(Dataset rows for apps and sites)
○ ○ ○ ○ ○

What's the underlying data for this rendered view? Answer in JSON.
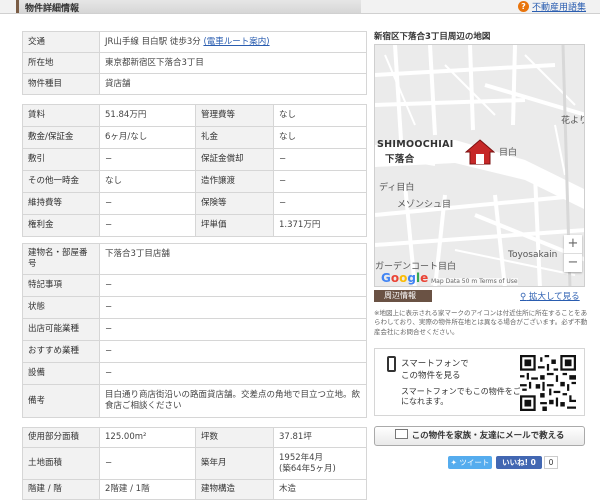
{
  "header": {
    "title": "物件詳細情報",
    "help_icon": "?",
    "help_link": "不動産用語集"
  },
  "table1": [
    {
      "label": "交通",
      "value": "JR山手線 目白駅 徒歩3分",
      "link": "(電車ルート案内)"
    },
    {
      "label": "所在地",
      "value": "東京都新宿区下落合3丁目"
    },
    {
      "label": "物件種目",
      "value": "貸店舗"
    }
  ],
  "table2": [
    [
      {
        "label": "賃料",
        "value": "51.84万円"
      },
      {
        "label": "管理費等",
        "value": "なし"
      }
    ],
    [
      {
        "label": "敷金/保証金",
        "value": "6ヶ月/なし"
      },
      {
        "label": "礼金",
        "value": "なし"
      }
    ],
    [
      {
        "label": "敷引",
        "value": "−"
      },
      {
        "label": "保証金償却",
        "value": "−"
      }
    ],
    [
      {
        "label": "その他一時金",
        "value": "なし"
      },
      {
        "label": "造作譲渡",
        "value": "−"
      }
    ],
    [
      {
        "label": "維持費等",
        "value": "−"
      },
      {
        "label": "保険等",
        "value": "−"
      }
    ],
    [
      {
        "label": "権利金",
        "value": "−"
      },
      {
        "label": "坪単価",
        "value": "1.371万円"
      }
    ]
  ],
  "table3": [
    {
      "label": "建物名・部屋番号",
      "value": "下落合3丁目店舗"
    },
    {
      "label": "特記事項",
      "value": "−"
    },
    {
      "label": "状態",
      "value": "−"
    },
    {
      "label": "出店可能業種",
      "value": "−"
    },
    {
      "label": "おすすめ業種",
      "value": "−"
    },
    {
      "label": "設備",
      "value": "−"
    },
    {
      "label": "備考",
      "value": "目白通り商店街沿いの路面貸店舗。交差点の角地で目立つ立地。飲食店ご相談ください"
    }
  ],
  "table4": [
    [
      {
        "label": "使用部分面積",
        "value": "125.00m²"
      },
      {
        "label": "坪数",
        "value": "37.81坪"
      }
    ],
    [
      {
        "label": "土地面積",
        "value": "−"
      },
      {
        "label": "築年月",
        "value": "1952年4月",
        "value2": "(築64年5ヶ月)"
      }
    ],
    [
      {
        "label": "階建 / 階",
        "value": "2階建 / 1階"
      },
      {
        "label": "建物構造",
        "value": "木造"
      }
    ]
  ],
  "map": {
    "title": "新宿区下落合3丁目周辺の地図",
    "label_en": "SHIMOOCHIAI",
    "label_jp": "下落合",
    "labels": [
      "花より",
      "ディ目白",
      "メゾンシュ目",
      "ガーデンコート目白",
      "Toyosakain",
      "目白"
    ],
    "attribution": "Map Data   50 m     Terms of Use",
    "zoom_in": "+",
    "zoom_out": "−",
    "google": [
      "G",
      "o",
      "o",
      "g",
      "l",
      "e"
    ]
  },
  "around_button": "周辺情報",
  "enlarge_link": "拡大して見る",
  "note": "※地図上に表示される家マークのアイコンは付近住所に所在することをあらわしており、実際の物件所在地とは異なる場合がございます。必ず不動産会社にお問合せください。",
  "smartphone": {
    "title": "スマートフォンで",
    "subtitle": "この物件を見る",
    "desc1": "スマートフォンでもこの物件をご覧",
    "desc2": "になれます。"
  },
  "mail_button": "この物件を家族・友達にメールで教える",
  "social": {
    "tweet": "ツイート",
    "like": "いいね! 0",
    "count": "0"
  },
  "colors": {
    "accent": "#6a5244",
    "link": "#2a5db0",
    "header_bg": "#f2f2f2",
    "pin": "#c62828"
  }
}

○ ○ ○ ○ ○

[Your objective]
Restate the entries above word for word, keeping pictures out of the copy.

[Result]
What's the underlying data for this rendered view? Answer in JSON.
{
  "header": {
    "title": "物件詳細情報",
    "help_icon": "?",
    "help_link": "不動産用語集"
  },
  "table1": [
    {
      "label": "交通",
      "value": "JR山手線 目白駅 徒歩3分",
      "link": "(電車ルート案内)"
    },
    {
      "label": "所在地",
      "value": "東京都新宿区下落合3丁目"
    },
    {
      "label": "物件種目",
      "value": "貸店舗"
    }
  ],
  "table2": [
    [
      {
        "label": "賃料",
        "value": "51.84万円"
      },
      {
        "label": "管理費等",
        "value": "なし"
      }
    ],
    [
      {
        "label": "敷金/保証金",
        "value": "6ヶ月/なし"
      },
      {
        "label": "礼金",
        "value": "なし"
      }
    ],
    [
      {
        "label": "敷引",
        "value": "−"
      },
      {
        "label": "保証金償却",
        "value": "−"
      }
    ],
    [
      {
        "label": "その他一時金",
        "value": "なし"
      },
      {
        "label": "造作譲渡",
        "value": "−"
      }
    ],
    [
      {
        "label": "維持費等",
        "value": "−"
      },
      {
        "label": "保険等",
        "value": "−"
      }
    ],
    [
      {
        "label": "権利金",
        "value": "−"
      },
      {
        "label": "坪単価",
        "value": "1.371万円"
      }
    ]
  ],
  "table3": [
    {
      "label": "建物名・部屋番号",
      "value": "下落合3丁目店舗"
    },
    {
      "label": "特記事項",
      "value": "−"
    },
    {
      "label": "状態",
      "value": "−"
    },
    {
      "label": "出店可能業種",
      "value": "−"
    },
    {
      "label": "おすすめ業種",
      "value": "−"
    },
    {
      "label": "設備",
      "value": "−"
    },
    {
      "label": "備考",
      "value": "目白通り商店街沿いの路面貸店舗。交差点の角地で目立つ立地。飲食店ご相談ください"
    }
  ],
  "table4": [
    [
      {
        "label": "使用部分面積",
        "value": "125.00m²"
      },
      {
        "label": "坪数",
        "value": "37.81坪"
      }
    ],
    [
      {
        "label": "土地面積",
        "value": "−"
      },
      {
        "label": "築年月",
        "value": "1952年4月",
        "value2": "(築64年5ヶ月)"
      }
    ],
    [
      {
        "label": "階建 / 階",
        "value": "2階建 / 1階"
      },
      {
        "label": "建物構造",
        "value": "木造"
      }
    ]
  ],
  "map": {
    "title": "新宿区下落合3丁目周辺の地図",
    "label_en": "SHIMOOCHIAI",
    "label_jp": "下落合",
    "labels": [
      "花より",
      "ディ目白",
      "メゾンシュ目",
      "ガーデンコート目白",
      "Toyosakain",
      "目白"
    ],
    "attribution": "Map Data   50 m     Terms of Use",
    "zoom_in": "+",
    "zoom_out": "−",
    "google": [
      "G",
      "o",
      "o",
      "g",
      "l",
      "e"
    ]
  },
  "around_button": "周辺情報",
  "enlarge_link": "拡大して見る",
  "note": "※地図上に表示される家マークのアイコンは付近住所に所在することをあらわしており、実際の物件所在地とは異なる場合がございます。必ず不動産会社にお問合せください。",
  "smartphone": {
    "title": "スマートフォンで",
    "subtitle": "この物件を見る",
    "desc1": "スマートフォンでもこの物件をご覧",
    "desc2": "になれます。"
  },
  "mail_button": "この物件を家族・友達にメールで教える",
  "social": {
    "tweet": "ツイート",
    "like": "いいね! 0",
    "count": "0"
  },
  "colors": {
    "accent": "#6a5244",
    "link": "#2a5db0",
    "header_bg": "#f2f2f2",
    "pin": "#c62828"
  }
}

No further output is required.